During 2017 a number of elections are due to take place across Europe where presidents or prime ministers with Christian backgrounds are likely to either win or to push their governments in the right direction.
The Netherlands (Holland) will be holding a general election on 15th March, where it seems that Geert Wilders, the founder of the Party for Freedom, might do well. Although Wilders is said to be an agnostic, he has said that he feels the Dutch Christians “are my allies” and that “Our Judeo-Christian Western culture is far better and far superior to the Islamic culture, and we must be proud to say so!”
France will be holding the first round of its presidential election on 23rd April but should no candidate win a majority, a run-off election between the top two candidates will be held on 7th May. Marine Le Pen, who might well win at least the first round, is on record as saying that she and her party, the Front National, will defend France’s Christian roots. Francois Fillon of the right centrist Republican Party – who might still withdraw from the race due to a financial scandal – has said that he would continue to stress his Christian faith during campaigning despite criticism from opponents about the use of his religion. There is little known of the faith, if any, of Emmanuel Macron, the third and independent candidate, but he is a strong believer in the division of religion and state.
Germany will run regional elections in May followed by parliamentary elections in September. In Germany’s local elections in September 2016, the new right-wing party AfD (Alternative for Germany) did well and might do so again in the coming regional elections. The party chairwoman since 2015 is Frauke Petry, a member of the Evangelical-Lutheran Church of Saxony which is part of the Evangelical Church in Germany.
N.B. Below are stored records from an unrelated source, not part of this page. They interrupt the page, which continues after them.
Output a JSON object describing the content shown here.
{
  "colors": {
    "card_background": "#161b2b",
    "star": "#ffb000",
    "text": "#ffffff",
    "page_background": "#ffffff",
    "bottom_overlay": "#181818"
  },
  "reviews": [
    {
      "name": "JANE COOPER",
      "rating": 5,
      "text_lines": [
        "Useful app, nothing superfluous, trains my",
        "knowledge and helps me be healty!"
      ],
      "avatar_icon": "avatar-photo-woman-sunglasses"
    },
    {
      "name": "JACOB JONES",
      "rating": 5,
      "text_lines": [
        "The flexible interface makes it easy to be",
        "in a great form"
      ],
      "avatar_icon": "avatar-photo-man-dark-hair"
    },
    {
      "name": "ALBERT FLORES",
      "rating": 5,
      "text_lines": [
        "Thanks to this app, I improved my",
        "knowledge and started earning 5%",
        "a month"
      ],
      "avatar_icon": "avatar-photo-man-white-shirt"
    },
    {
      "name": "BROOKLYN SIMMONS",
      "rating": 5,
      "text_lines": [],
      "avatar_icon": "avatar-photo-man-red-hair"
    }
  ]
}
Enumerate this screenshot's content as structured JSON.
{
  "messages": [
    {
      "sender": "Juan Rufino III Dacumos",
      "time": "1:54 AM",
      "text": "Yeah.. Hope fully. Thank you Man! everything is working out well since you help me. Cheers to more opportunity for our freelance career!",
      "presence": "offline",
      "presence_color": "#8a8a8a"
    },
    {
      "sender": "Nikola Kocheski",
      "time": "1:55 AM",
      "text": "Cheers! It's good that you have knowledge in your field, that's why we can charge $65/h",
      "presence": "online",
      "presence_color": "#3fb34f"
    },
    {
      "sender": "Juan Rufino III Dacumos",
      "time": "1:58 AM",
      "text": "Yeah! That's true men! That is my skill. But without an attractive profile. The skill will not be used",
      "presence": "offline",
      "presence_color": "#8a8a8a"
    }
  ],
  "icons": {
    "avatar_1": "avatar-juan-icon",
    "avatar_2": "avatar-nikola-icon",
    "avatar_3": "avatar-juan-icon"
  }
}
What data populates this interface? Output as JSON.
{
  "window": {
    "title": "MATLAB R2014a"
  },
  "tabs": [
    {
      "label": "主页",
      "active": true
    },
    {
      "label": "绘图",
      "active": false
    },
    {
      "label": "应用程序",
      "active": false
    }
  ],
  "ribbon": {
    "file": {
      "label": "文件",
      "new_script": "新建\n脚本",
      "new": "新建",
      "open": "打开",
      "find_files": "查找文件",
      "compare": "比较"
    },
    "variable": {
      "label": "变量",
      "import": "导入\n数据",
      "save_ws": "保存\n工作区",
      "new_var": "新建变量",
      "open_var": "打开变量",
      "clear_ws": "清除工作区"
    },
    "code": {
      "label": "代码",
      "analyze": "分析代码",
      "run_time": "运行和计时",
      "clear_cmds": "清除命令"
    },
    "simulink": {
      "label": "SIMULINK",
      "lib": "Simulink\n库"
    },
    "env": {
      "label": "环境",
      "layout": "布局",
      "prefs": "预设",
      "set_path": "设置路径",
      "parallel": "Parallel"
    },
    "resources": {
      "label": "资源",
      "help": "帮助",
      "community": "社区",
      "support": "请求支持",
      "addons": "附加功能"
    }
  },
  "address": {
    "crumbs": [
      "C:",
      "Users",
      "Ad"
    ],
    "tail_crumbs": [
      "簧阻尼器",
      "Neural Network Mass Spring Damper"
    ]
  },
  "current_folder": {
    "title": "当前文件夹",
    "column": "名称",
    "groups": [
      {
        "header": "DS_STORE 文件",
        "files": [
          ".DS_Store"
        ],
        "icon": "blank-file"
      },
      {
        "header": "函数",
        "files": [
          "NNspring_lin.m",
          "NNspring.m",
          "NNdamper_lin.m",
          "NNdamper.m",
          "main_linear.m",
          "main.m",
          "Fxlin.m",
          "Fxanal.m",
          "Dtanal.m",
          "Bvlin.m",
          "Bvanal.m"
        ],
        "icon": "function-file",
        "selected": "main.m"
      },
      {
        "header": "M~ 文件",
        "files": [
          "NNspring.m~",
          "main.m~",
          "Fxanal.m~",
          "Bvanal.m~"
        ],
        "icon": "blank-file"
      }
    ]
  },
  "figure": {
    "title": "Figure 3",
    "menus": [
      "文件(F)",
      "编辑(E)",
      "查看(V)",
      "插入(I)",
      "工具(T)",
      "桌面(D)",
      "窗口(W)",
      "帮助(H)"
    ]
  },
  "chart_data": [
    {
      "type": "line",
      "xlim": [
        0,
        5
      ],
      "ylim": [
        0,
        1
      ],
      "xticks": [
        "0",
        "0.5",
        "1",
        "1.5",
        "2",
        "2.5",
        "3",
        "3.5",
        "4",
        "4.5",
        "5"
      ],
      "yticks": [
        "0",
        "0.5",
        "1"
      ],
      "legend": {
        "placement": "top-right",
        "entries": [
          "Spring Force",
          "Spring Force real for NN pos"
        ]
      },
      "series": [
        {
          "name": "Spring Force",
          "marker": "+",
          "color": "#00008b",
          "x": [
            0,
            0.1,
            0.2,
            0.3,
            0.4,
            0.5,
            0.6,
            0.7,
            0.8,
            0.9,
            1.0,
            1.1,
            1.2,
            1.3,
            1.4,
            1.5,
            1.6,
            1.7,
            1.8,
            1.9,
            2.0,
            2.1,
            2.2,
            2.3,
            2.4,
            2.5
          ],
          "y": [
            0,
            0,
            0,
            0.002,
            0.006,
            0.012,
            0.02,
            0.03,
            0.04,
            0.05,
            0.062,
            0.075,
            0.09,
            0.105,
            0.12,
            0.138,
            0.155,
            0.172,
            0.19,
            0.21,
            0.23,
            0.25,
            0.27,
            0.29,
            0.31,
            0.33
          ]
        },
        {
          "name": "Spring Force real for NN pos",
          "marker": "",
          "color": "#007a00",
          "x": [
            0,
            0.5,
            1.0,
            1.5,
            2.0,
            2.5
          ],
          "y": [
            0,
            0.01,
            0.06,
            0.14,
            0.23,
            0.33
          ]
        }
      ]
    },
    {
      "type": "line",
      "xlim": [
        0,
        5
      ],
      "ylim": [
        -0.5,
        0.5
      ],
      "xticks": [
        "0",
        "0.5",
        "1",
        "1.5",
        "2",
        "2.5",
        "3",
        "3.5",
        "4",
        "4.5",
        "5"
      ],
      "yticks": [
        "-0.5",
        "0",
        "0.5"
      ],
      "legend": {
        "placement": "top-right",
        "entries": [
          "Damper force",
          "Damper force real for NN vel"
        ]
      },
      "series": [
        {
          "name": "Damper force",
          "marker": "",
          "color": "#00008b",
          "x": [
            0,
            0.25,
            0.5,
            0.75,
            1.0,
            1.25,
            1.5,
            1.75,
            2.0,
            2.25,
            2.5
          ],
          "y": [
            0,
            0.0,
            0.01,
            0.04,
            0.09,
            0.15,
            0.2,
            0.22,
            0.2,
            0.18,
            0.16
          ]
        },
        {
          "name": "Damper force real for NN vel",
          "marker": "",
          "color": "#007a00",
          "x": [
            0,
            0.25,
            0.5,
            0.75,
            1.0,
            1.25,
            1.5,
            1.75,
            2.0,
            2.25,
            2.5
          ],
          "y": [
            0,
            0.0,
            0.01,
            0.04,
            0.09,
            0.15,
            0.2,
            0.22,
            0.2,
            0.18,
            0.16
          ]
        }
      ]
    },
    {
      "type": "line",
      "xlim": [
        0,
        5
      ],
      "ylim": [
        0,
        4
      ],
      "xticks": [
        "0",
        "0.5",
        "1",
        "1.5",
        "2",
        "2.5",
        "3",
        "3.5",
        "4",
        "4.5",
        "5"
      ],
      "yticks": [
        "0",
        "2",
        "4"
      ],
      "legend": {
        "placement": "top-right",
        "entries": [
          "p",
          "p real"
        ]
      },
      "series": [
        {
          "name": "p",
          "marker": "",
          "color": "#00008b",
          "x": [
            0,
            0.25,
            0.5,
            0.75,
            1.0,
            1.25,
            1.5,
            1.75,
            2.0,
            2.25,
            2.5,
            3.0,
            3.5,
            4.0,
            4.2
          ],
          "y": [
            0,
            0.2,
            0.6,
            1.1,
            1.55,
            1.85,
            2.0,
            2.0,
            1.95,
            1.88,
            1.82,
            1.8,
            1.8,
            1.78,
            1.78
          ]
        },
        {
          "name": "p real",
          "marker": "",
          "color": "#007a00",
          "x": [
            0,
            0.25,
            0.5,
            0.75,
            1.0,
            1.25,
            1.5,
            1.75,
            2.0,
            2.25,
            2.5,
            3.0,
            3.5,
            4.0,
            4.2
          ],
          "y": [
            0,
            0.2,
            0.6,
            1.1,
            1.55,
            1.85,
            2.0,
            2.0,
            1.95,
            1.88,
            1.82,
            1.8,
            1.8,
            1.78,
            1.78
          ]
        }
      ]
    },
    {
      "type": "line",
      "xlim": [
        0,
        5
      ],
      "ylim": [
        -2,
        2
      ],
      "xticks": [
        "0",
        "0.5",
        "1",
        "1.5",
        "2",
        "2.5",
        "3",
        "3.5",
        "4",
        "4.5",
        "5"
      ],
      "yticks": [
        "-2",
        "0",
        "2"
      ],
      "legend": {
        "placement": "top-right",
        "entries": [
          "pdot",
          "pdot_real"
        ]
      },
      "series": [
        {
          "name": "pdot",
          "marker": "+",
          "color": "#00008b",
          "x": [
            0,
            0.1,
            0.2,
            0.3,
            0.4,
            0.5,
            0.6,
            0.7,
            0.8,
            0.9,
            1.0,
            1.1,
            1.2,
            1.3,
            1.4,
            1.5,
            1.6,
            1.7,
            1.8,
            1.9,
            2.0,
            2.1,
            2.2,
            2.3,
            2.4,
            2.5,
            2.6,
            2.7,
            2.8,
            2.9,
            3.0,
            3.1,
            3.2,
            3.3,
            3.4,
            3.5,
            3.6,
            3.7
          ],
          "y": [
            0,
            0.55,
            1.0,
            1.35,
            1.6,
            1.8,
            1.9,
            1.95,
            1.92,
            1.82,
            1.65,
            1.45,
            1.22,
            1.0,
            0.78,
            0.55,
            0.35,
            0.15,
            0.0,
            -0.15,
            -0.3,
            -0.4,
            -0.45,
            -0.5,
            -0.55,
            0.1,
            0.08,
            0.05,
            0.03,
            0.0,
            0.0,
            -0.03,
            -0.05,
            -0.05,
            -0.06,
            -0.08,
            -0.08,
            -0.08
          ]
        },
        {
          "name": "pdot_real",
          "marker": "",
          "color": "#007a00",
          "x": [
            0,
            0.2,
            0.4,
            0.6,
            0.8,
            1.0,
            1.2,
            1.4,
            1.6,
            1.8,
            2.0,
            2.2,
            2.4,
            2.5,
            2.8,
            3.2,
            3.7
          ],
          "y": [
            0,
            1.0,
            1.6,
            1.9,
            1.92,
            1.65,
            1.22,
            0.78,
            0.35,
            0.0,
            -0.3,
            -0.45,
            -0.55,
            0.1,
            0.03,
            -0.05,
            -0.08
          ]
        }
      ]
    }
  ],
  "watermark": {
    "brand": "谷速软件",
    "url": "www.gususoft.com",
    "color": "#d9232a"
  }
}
The Czech Republic is due to hold a general election in October. Bohuslav Sobotka is the Prime Minister and also leader of the Czech Social Democratic Party. Although not a lot is known of his personal faith, Prime Minister Sobotka has said that his country was happy to accept Christian refugees who had fled from areas controlled by the Islamic State.
Italy may be holding its next general election in 2017 rather in 2018 due to the early resignation of Prime Minister Matteo Renzi following a tumultuous political year. Italy’s two main political parties, Renzi’s Democratic Party and the anti-establishment Five Star Movement headed by Beppo Grillo, are calling for an early election although no date has been given as yet. Matteo Renzi and his family are Catholics while Beppo Grillo is said simply to be ‘a Christian’.
And then there is Russia.
As a child during the Communist era, President Putin naturally had a secular upbringing and as an adult rose through the KGB and the Communist Party. At this time religious practices were forbidden in the USSR but since the fall of the Berlin Wall, the various sects of the Christian religion, and in particular the Russian Orthodox Church, have re-emerged and have continued to grow. By the last count in 2008, 72% of the population identified themselves as being Orthodox and President Putin himself is said to be a member and ‘a bit of a zealot’.
One might question this, of course, especially since with the church and its patriotic members behind him, President Putin’s plans for Russia – whatever they are – may be more successful.
However, a few years ago, President Putin upbraided the Euro-Atlantic nations for abandoning their Christian roots and he is also quoted as having said that ‘First and foremost we should be governed by common sense [which] should be based on moral principles first. It is not possible today to have morality separated from religious values.’
So ‘let us pray’ that the governments and Christian clerics of the West rapidly regain their common sense and moral principles.